It’s not hard to like a movie like “The Tourist”. Aside from the fantastic Venice venues (the city should really use the film’s reels as part of their tourism package, if they haven’t already), the film features two outstanding leads in Angelina Jolie and Johnny Depp. Armed with an English accent, Jolie is quite seductive as the mysterious Elise, the kind of woman who draws men’s attention even in a room full of beautiful women. It’s not the fact that Elise is played by Angelina Jolie, it’s the fact that Jolie plays a woman who knows she’s the hottest thing in the room. It’s hard to fake that kind of sex appeal, and Jolie does it effortlessly.

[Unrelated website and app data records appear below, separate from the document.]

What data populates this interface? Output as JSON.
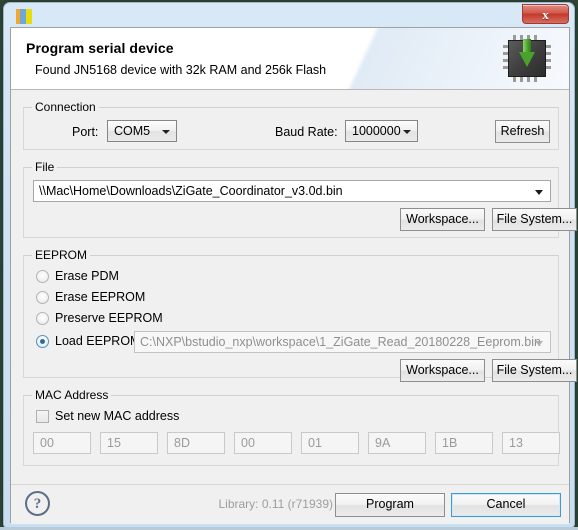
{
  "window": {
    "icon": "app-bars-icon",
    "close_label": "x"
  },
  "header": {
    "title": "Program serial device",
    "description": "Found JN5168 device with 32k RAM and 256k Flash",
    "icon": "chip-download-arrow-icon"
  },
  "connection": {
    "legend": "Connection",
    "port_label": "Port:",
    "port_value": "COM5",
    "baud_label": "Baud Rate:",
    "baud_value": "1000000",
    "refresh_label": "Refresh"
  },
  "file": {
    "legend": "File",
    "path_value": "\\\\Mac\\Home\\Downloads\\ZiGate_Coordinator_v3.0d.bin",
    "workspace_label": "Workspace...",
    "filesystem_label": "File System..."
  },
  "eeprom": {
    "legend": "EEPROM",
    "options": [
      {
        "label": "Erase PDM",
        "selected": false
      },
      {
        "label": "Erase EEPROM",
        "selected": false
      },
      {
        "label": "Preserve EEPROM",
        "selected": false
      },
      {
        "label": "Load EEPROM:",
        "selected": true
      }
    ],
    "load_path_value": "C:\\NXP\\bstudio_nxp\\workspace\\1_ZiGate_Read_20180228_Eeprom.bin",
    "workspace_label": "Workspace...",
    "filesystem_label": "File System..."
  },
  "mac": {
    "legend": "MAC Address",
    "checkbox_label": "Set new MAC address",
    "checkbox_checked": false,
    "octets": [
      "00",
      "15",
      "8D",
      "00",
      "01",
      "9A",
      "1B",
      "13"
    ]
  },
  "footer": {
    "help_label": "?",
    "library_text": "Library: 0.11 (r71939)",
    "program_label": "Program",
    "cancel_label": "Cancel"
  },
  "colors": {
    "accent": "#3c9ad6",
    "close_red": "#c0392c",
    "arrow_green": "#48a22c"
  }
}
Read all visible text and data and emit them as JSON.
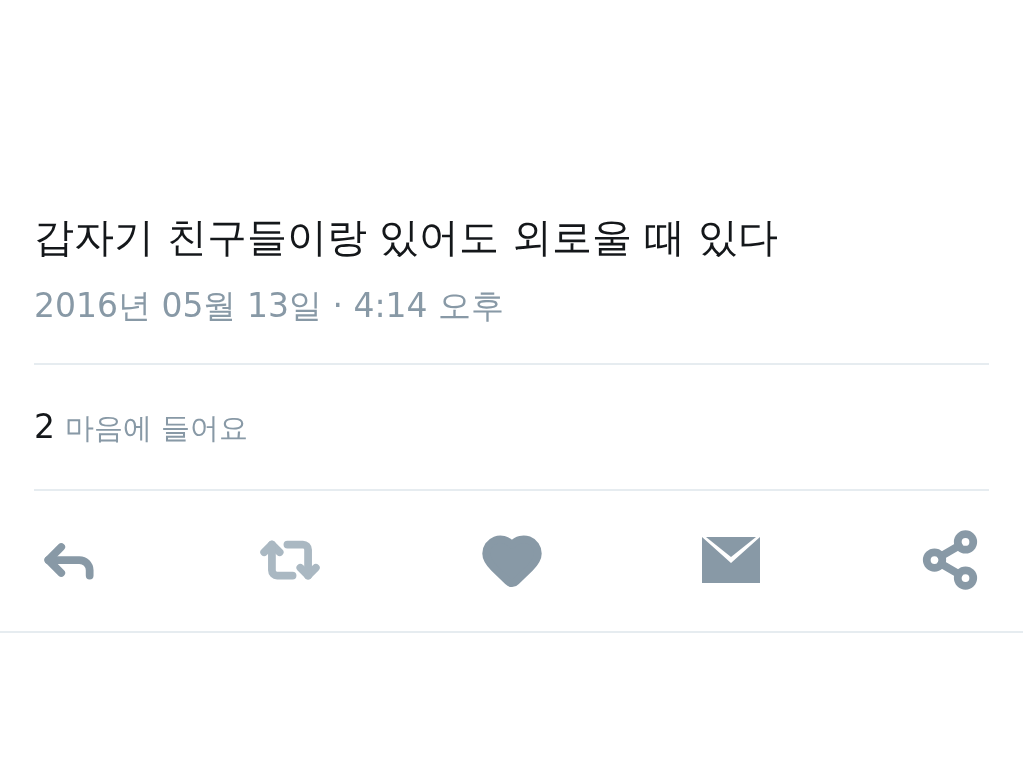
{
  "tweet": {
    "text": "갑자기 친구들이랑 있어도 외로울 때 있다",
    "timestamp": "2016년 05월 13일 · 4:14 오후"
  },
  "stats": {
    "count": "2",
    "label": "마음에 들어요"
  },
  "actions": [
    {
      "kind": "reply",
      "disabled": false
    },
    {
      "kind": "retweet",
      "disabled": true
    },
    {
      "kind": "like",
      "disabled": false
    },
    {
      "kind": "message",
      "disabled": false
    },
    {
      "kind": "share",
      "disabled": false
    }
  ]
}
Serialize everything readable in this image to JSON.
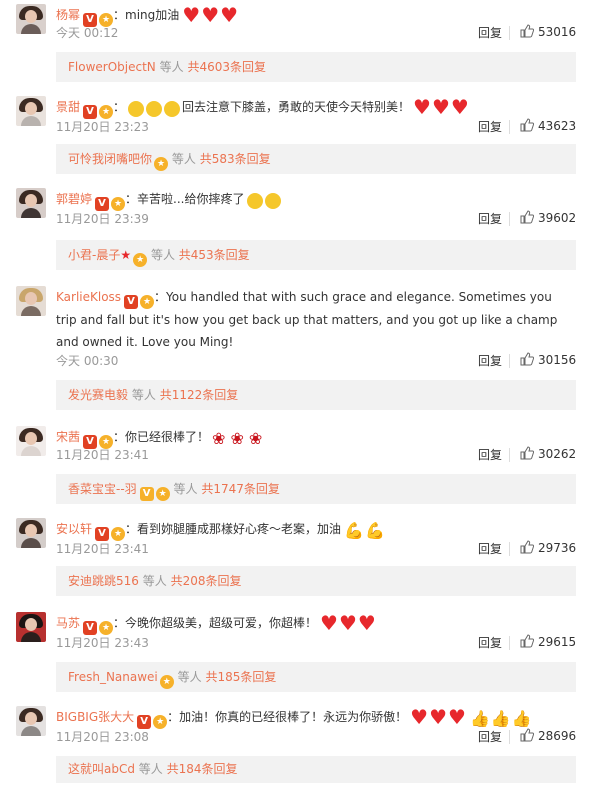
{
  "reply_label": "回复",
  "others_label": "等人",
  "comments": [
    {
      "user": "杨幂",
      "text": "：ming加油",
      "emoji": "hearts3",
      "time": "今天 00:12",
      "likes": "53016",
      "reply_name": "FlowerObjectN",
      "reply_count": "共4603条回复"
    },
    {
      "user": "景甜",
      "text": "回去注意下膝盖，勇敢的天使今天特别美！",
      "emoji": "smiles3-hearts3",
      "time": "11月20日 23:23",
      "likes": "43623",
      "reply_name": "可怜我闭嘴吧你",
      "reply_count": "共583条回复"
    },
    {
      "user": "郭碧婷",
      "text": "：辛苦啦...给你摔疼了",
      "emoji": "smiles2",
      "time": "11月20日 23:39",
      "likes": "39602",
      "reply_name": "小君-晨子",
      "reply_count": "共453条回复"
    },
    {
      "user": "KarlieKloss",
      "text": "：You handled that with such grace and elegance. Sometimes you trip and fall but it's how you get back up that matters, and you got up like a champ and owned it. Love you Ming!",
      "emoji": "",
      "time": "今天 00:30",
      "likes": "30156",
      "reply_name": "发光赛电毅",
      "reply_count": "共1122条回复"
    },
    {
      "user": "宋茜",
      "text": "：你已经很棒了！",
      "emoji": "roses3",
      "time": "11月20日 23:41",
      "likes": "30262",
      "reply_name": "香菜宝宝--羽",
      "reply_count": "共1747条回复"
    },
    {
      "user": "安以轩",
      "text": "：看到妳腿腫成那樣好心疼～老案，加油",
      "emoji": "muscle2",
      "time": "11月20日 23:41",
      "likes": "29736",
      "reply_name": "安迪跳跳516",
      "reply_count": "共208条回复"
    },
    {
      "user": "马苏",
      "text": "：今晚你超级美，超级可爱，你超棒！",
      "emoji": "hearts3",
      "time": "11月20日 23:43",
      "likes": "29615",
      "reply_name": "Fresh_Nanawei",
      "reply_count": "共185条回复"
    },
    {
      "user": "BIGBIG张大大",
      "text": "：加油！你真的已经很棒了！永远为你骄傲！",
      "emoji": "hearts3-thumbs3",
      "time": "11月20日 23:08",
      "likes": "28696",
      "reply_name": "这就叫abCd",
      "reply_count": "共184条回复"
    }
  ],
  "colors": {
    "username": "#eb7350",
    "heart": "#e7282c",
    "reply_bg": "#f2f2f2",
    "meta": "#999999"
  }
}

By comparison, Depp’s clueless, bumbling tourist is amusing and Depp is so convincingly out of his element that it’s hard not to love the guy.

“The Tourist” is a remake of the French film “Anthony Zimmer” by writer/director Jérôme Salle. I haven’t seen the French original, but from everything I’ve read, the Hollywood version seems to have stayed pretty true to it in many ways. Besides von Donnersmarck, “The Tourist” boasts a writing credit by Christopher McQuarrie, who has become something of a hot script doctor in Hollywood. I honestly can’t say if there’s anything “Christopher McQuarrie”-ish here, though I like to imagine he tossed in a joke or two for Frank along the way. “The Tourist” is not especially violent, with a pretty clean gunfight at the end, and exactly one cold-blooded murder along the way. As I’ve said, this is the kind of film that you could have plugged two Hollywood movie stars from the ‘50s or ‘60s into, and not really bother to change up the script any.

If the filmmakers were going for an old fashioned Hollywood feel with “The Tourist”, it’s mission accomplished. Jolie and Depp are very good in their roles, and for a film that really spends most of its running time walking, sitting around, and generally just chatting up a storm (with the occasional rooftop chase or gun battle thrown in every now and again), I never really missed the noticeable lack of major action set pieces. If you’re looking for random explosions or gritty gunfights, then “The Tourist” is definitely not for you. Anyone else looking for, say, a nice romantic movie with two beautiful leads all set within a great European setting will think they’ve died and gone to tourist heaven.

Florian Henckel von Donnersmarck (director) / Florian Henckel von Donnersmarck, Christopher McQuarrie, Julian Fellowes (screenplay), Jérôme Salle (“Anthony Zimmer”)
CAST: Johnny Depp … Frank Tupelo
Angelina Jolie … Elise Clifton-Ward
Paul Bettany … Inspector John Acheson
Timothy Dalton … Chief Inspector Jones
Steven Berkoff … Reginald Shaw
Rufus Sewell … The Englishman

Buy The Tourist on DVD